Writing a book is very remote. You work on books for years and years and then it is sent out. Reviews come back from many sources. Some are paid reviewers (though less and less) and many are book sites and bloggers. But they come back commenting on a piece of stone. You cannot change the book. The book is finished and someone may or may not like the book, but there is nothing you can do. Very rarely will an author take another crack at a book and make changes after it is published.
Not so in the blog land. The comments that come back hit you right away. You literally just finished writing the thing and people are telling you what they like and don't like. Many times the comments get personal. This is unfortunate and a real byproduct of a medium that is so open. Because the writer needs a firewall. He needs something between himself and the reader or he becomes influenced and loses his objectivity. Death for the writer.

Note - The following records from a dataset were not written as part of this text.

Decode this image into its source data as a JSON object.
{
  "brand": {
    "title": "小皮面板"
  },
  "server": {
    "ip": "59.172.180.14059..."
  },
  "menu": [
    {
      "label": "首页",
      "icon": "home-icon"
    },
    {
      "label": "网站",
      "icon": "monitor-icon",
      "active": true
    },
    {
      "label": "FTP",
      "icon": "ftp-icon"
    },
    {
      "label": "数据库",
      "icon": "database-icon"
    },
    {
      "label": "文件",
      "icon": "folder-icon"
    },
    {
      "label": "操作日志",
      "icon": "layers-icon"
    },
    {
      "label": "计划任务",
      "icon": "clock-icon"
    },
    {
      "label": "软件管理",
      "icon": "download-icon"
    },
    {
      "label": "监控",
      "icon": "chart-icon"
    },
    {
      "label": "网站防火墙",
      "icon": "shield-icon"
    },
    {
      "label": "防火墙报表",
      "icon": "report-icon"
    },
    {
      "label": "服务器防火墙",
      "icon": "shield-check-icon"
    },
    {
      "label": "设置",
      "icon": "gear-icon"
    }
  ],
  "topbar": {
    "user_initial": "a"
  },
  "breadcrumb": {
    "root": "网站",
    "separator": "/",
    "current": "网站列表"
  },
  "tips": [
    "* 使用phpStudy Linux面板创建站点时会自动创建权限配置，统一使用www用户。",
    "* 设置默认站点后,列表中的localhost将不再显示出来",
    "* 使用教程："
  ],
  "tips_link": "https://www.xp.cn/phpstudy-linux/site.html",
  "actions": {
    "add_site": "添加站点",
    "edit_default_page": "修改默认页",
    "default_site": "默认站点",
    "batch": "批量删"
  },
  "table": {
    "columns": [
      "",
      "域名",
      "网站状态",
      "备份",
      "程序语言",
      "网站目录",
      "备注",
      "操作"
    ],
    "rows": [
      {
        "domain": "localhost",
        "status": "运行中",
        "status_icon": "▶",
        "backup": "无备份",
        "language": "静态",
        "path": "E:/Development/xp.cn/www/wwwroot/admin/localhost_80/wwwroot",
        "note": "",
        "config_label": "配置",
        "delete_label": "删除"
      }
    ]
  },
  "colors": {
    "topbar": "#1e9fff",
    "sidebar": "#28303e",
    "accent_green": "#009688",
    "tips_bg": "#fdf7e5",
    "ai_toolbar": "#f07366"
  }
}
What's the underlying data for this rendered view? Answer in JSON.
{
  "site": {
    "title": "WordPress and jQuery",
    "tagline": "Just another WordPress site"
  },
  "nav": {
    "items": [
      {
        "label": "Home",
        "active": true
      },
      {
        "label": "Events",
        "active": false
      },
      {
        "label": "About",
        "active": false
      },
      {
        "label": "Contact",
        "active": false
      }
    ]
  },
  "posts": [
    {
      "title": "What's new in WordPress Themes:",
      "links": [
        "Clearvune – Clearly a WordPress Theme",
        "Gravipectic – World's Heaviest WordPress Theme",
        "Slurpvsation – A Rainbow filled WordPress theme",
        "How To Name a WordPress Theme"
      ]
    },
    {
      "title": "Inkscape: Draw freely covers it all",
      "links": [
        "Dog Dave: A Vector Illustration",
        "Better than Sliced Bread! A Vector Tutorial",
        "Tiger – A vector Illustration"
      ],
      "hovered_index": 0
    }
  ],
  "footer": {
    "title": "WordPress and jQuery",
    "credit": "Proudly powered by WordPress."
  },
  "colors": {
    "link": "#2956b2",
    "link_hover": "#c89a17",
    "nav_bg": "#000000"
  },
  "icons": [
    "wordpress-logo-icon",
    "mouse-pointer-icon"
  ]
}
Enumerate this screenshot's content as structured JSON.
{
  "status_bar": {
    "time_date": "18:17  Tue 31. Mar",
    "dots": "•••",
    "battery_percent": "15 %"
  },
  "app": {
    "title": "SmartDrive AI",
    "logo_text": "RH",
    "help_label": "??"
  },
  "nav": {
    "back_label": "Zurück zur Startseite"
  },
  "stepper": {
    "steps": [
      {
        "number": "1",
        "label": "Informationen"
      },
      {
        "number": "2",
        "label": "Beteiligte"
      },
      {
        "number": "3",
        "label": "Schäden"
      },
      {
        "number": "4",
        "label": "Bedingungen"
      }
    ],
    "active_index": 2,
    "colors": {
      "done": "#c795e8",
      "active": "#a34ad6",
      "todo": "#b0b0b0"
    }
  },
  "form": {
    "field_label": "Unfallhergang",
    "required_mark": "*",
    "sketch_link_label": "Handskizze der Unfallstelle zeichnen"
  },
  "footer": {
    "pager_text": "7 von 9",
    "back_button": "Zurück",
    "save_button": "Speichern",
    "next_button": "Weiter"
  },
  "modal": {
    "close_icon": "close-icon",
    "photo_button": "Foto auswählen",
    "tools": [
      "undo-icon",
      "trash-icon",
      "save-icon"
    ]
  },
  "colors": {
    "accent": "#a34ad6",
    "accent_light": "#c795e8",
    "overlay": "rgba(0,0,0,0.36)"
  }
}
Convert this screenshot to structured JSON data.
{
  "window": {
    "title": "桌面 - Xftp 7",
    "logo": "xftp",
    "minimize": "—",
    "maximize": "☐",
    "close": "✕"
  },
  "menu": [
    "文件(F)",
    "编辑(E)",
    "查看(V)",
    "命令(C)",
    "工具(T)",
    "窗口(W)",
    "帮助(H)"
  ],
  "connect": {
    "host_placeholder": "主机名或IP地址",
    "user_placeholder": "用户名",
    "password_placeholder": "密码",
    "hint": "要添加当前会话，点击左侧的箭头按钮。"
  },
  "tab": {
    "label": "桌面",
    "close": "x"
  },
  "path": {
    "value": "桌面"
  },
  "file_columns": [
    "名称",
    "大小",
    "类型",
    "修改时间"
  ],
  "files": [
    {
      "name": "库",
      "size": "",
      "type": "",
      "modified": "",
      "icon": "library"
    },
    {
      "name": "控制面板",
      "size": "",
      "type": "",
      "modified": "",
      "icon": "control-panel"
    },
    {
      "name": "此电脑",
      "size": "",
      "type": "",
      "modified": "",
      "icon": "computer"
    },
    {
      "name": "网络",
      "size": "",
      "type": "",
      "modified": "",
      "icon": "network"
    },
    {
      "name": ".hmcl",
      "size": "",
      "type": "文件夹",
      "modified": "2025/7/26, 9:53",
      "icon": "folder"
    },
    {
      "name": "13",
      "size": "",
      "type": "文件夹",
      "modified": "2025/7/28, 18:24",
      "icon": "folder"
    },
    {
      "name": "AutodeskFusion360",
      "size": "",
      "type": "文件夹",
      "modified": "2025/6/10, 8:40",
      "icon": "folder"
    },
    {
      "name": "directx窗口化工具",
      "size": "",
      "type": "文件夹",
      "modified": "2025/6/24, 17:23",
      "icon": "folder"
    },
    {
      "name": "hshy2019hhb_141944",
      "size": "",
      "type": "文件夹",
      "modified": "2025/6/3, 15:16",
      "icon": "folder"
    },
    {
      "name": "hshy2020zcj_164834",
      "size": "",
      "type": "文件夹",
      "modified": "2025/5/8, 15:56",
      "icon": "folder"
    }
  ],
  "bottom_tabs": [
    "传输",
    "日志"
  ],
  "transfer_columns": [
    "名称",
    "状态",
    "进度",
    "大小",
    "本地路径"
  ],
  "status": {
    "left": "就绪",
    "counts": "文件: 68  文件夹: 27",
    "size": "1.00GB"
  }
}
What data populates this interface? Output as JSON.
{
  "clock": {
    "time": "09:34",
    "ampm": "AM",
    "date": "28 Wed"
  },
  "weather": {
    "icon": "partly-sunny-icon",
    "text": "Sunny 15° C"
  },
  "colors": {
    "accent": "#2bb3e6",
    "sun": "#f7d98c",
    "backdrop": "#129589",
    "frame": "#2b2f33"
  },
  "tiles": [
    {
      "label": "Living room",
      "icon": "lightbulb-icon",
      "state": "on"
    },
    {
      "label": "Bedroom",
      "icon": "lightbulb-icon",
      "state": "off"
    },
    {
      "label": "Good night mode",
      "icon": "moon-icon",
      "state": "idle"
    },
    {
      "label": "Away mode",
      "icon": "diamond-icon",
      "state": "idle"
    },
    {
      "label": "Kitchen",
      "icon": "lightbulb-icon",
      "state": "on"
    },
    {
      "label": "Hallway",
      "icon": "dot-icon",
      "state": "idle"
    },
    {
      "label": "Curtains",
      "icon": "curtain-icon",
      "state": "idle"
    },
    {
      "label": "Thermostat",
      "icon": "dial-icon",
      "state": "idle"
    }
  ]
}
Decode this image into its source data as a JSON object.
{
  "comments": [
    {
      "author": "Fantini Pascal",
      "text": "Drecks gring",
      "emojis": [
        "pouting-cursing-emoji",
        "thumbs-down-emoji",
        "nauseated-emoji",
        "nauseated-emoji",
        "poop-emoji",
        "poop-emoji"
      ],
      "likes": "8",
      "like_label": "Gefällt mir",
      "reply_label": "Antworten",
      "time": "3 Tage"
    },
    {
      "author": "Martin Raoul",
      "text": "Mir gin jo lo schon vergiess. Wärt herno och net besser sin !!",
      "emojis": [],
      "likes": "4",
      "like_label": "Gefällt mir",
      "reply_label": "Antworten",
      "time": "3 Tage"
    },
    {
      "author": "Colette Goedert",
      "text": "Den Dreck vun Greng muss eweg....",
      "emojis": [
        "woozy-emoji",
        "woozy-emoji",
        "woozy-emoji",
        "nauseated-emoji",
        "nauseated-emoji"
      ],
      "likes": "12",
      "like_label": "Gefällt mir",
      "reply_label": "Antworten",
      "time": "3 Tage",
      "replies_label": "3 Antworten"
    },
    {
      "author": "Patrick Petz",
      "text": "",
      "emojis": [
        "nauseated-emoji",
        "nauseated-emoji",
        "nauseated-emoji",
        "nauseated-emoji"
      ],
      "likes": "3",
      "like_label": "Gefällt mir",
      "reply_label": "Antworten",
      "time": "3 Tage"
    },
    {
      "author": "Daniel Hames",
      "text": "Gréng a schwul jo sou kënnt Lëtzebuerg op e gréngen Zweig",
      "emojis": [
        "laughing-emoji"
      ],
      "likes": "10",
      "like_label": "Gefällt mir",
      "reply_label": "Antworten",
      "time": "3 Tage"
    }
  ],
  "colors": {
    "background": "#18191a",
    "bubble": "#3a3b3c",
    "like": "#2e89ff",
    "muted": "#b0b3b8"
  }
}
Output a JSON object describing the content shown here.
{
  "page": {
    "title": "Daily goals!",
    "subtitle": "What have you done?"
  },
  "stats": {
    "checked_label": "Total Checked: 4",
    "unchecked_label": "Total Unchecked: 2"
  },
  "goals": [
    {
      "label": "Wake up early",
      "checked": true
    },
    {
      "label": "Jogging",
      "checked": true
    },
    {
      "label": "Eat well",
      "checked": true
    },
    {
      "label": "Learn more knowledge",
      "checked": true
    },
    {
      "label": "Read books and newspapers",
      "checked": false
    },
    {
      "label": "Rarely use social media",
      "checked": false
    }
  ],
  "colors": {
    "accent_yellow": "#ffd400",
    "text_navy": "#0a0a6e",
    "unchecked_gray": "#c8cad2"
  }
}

Some might say that is the advantage of the Internet. That the net is more real time, interactive, and therefore more malleable to what is now. That may be true for information driven blogs, but for fiction or even for editorials which use the same device as fiction, this does not work well. Writing is highly subjective. We have all read the bestseller we thought was terrible. Or the book a friend doesn't like and we love. This is the nature of writing. But somehow the writer must remain above the fray. He must have something between himself and the reader. A firewall that allows him to write in isolation.
So all one can do is turn off the comments or ignore them. To have your ego stroked or torn down is an infringement on the author's vision. It is simply not the same as a critique of a story or a novel. On the Internet, sadly, things get personal very quickly.
William Hazelgrove's latest novel Rocket Man is due out in the fall.